## HOW TO COMPLETE THIS TASK
Please copy out each line of the listing that contains the word "Project".

## MATERIAL SHOWN

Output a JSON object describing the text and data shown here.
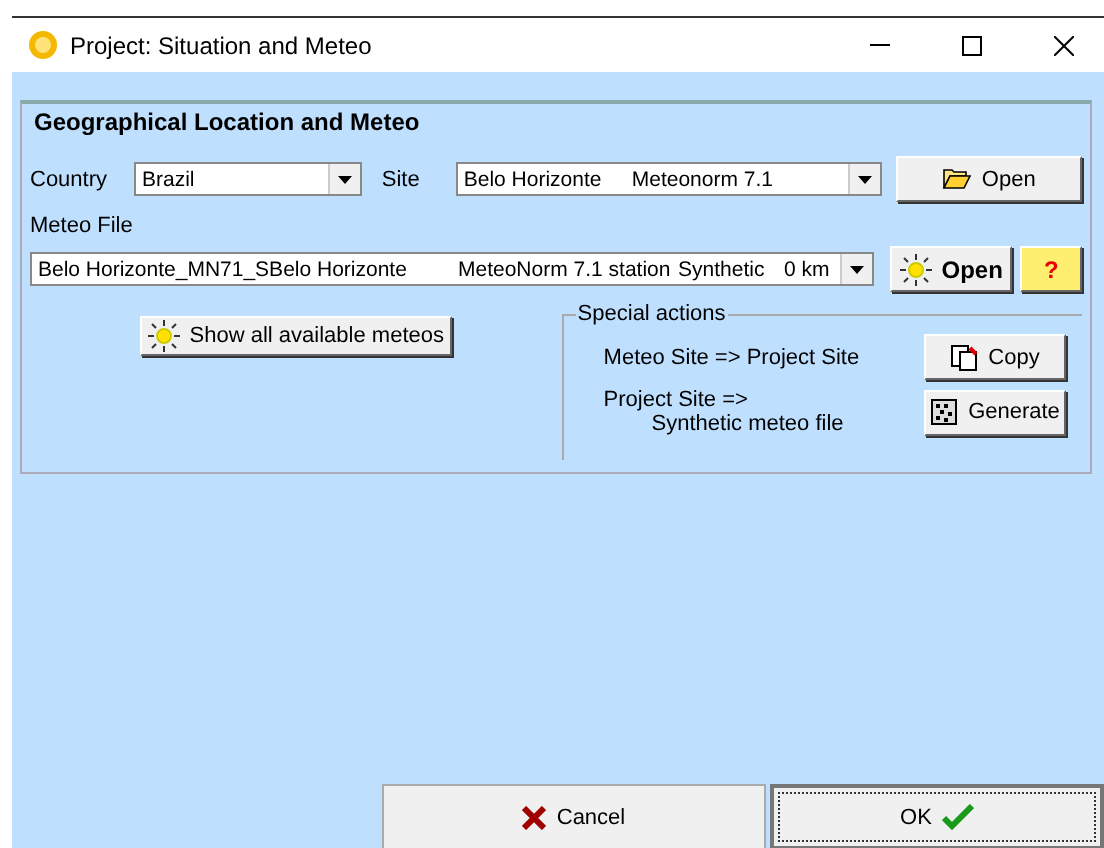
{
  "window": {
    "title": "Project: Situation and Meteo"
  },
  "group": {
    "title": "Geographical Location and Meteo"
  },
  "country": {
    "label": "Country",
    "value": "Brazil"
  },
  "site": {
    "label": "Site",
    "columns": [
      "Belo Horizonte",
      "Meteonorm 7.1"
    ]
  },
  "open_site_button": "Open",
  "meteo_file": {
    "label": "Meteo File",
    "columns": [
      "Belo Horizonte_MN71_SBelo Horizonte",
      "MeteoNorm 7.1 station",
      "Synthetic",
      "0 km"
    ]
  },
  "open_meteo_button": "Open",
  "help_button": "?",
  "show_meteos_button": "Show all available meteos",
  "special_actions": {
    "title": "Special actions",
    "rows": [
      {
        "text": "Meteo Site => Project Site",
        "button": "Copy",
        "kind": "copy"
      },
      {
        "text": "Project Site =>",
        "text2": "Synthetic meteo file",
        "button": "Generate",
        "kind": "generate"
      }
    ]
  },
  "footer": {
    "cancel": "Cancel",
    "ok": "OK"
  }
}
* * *
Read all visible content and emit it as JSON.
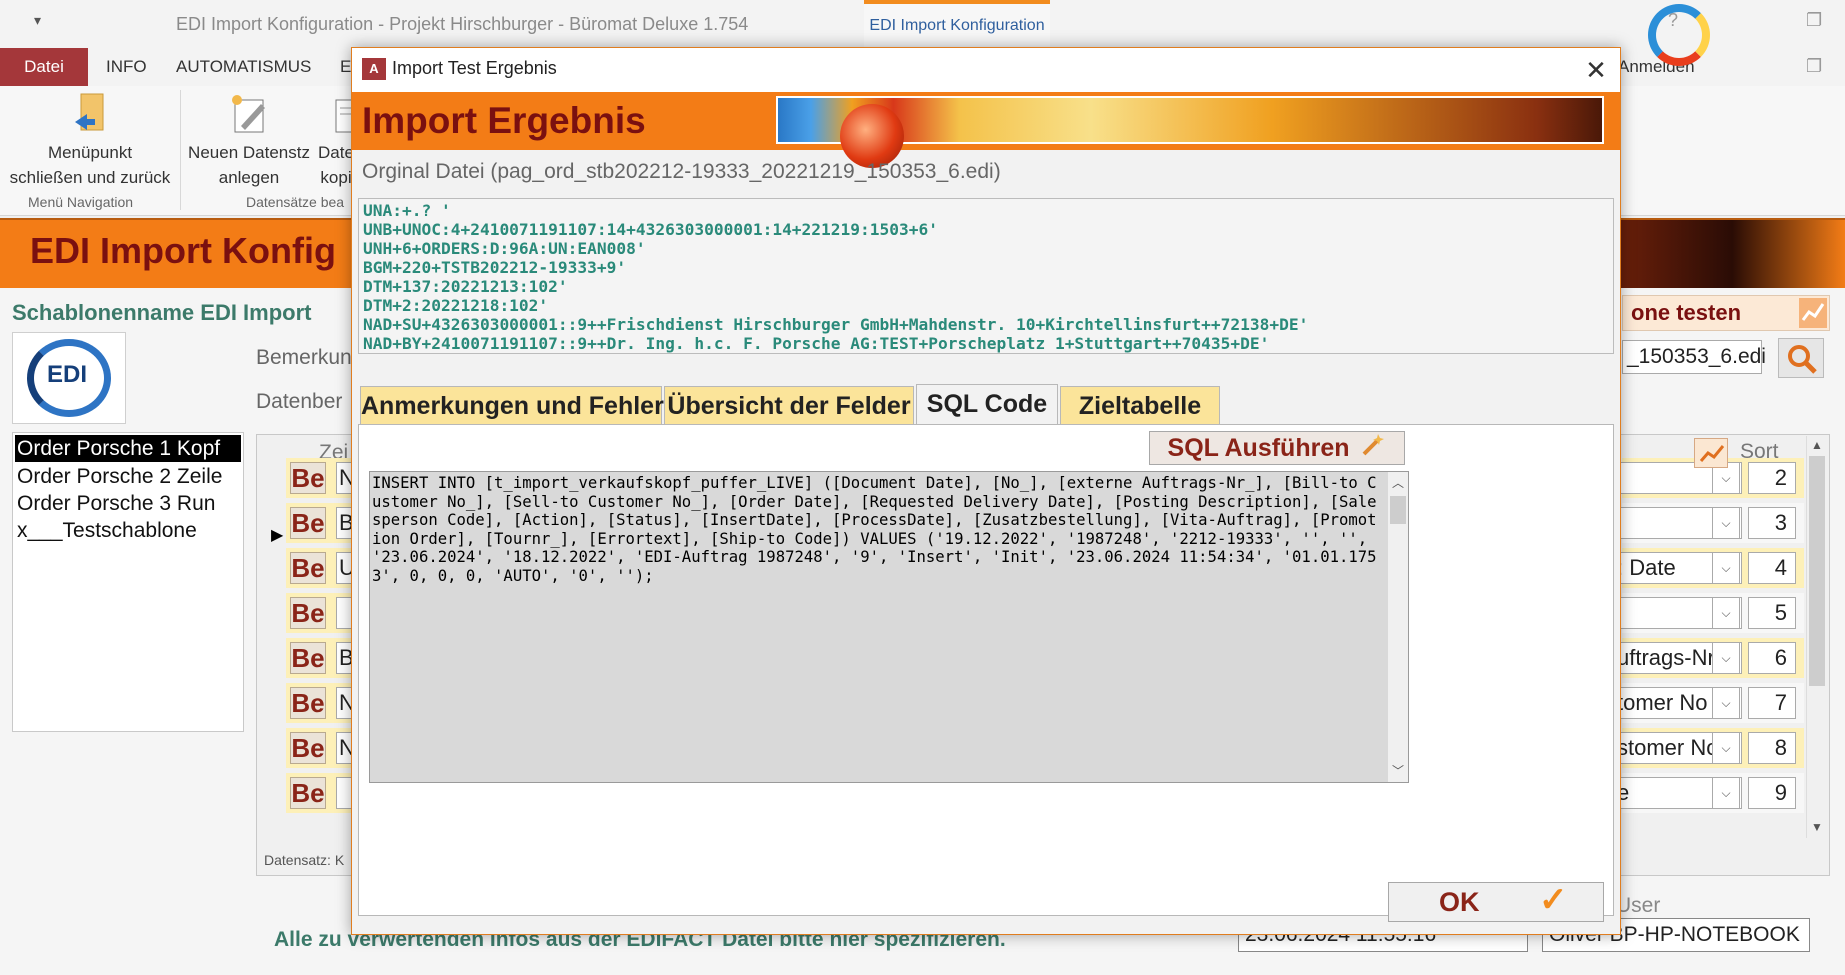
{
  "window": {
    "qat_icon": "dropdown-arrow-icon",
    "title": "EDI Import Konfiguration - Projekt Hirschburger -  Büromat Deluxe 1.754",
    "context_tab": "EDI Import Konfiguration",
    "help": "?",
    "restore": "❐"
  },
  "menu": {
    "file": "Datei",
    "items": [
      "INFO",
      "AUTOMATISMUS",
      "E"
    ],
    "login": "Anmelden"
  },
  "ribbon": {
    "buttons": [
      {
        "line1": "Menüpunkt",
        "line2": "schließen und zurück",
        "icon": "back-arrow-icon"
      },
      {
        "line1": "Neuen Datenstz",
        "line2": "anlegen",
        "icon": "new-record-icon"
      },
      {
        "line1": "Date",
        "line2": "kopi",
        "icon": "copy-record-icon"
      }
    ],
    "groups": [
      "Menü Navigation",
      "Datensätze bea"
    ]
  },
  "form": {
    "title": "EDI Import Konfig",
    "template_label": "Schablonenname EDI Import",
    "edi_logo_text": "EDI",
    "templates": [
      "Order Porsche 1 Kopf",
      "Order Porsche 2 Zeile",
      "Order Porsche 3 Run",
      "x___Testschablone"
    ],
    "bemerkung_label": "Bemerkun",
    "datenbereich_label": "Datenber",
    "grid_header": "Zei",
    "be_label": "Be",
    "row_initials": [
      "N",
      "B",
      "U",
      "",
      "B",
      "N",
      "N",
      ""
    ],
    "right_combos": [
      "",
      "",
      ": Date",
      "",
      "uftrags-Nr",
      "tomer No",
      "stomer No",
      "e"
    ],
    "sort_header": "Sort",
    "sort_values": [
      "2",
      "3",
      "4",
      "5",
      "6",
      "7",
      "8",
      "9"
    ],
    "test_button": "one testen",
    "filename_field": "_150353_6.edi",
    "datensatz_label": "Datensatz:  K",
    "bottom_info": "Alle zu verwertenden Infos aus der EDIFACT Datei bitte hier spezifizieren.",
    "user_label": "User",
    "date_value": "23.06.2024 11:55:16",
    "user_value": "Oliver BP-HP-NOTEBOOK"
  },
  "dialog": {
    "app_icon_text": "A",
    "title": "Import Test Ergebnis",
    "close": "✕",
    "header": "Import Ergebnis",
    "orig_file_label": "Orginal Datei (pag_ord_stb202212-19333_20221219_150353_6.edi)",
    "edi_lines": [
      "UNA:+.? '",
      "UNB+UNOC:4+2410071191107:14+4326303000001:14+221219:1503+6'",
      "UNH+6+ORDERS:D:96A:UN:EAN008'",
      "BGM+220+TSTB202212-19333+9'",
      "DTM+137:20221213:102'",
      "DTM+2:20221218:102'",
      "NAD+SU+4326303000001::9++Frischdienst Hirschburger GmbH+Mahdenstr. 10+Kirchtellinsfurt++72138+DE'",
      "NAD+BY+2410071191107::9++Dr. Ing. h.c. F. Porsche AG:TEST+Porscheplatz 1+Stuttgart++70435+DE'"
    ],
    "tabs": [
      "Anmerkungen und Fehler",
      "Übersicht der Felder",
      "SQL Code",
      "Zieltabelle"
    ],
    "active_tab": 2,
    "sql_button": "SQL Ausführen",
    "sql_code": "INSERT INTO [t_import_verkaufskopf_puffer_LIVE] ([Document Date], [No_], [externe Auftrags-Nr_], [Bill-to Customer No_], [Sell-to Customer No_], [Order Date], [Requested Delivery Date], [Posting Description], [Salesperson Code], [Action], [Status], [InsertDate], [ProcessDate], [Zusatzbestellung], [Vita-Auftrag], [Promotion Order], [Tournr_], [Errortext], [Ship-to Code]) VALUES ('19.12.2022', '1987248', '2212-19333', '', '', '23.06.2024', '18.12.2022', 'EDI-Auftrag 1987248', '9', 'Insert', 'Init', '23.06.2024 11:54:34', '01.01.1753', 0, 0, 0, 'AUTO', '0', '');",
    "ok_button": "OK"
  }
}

## TASK RESPONSE
    "title": "Project: Situation and Meteo"
        "text": "Meteo Site => Project Site",
        "text": "Project Site =>",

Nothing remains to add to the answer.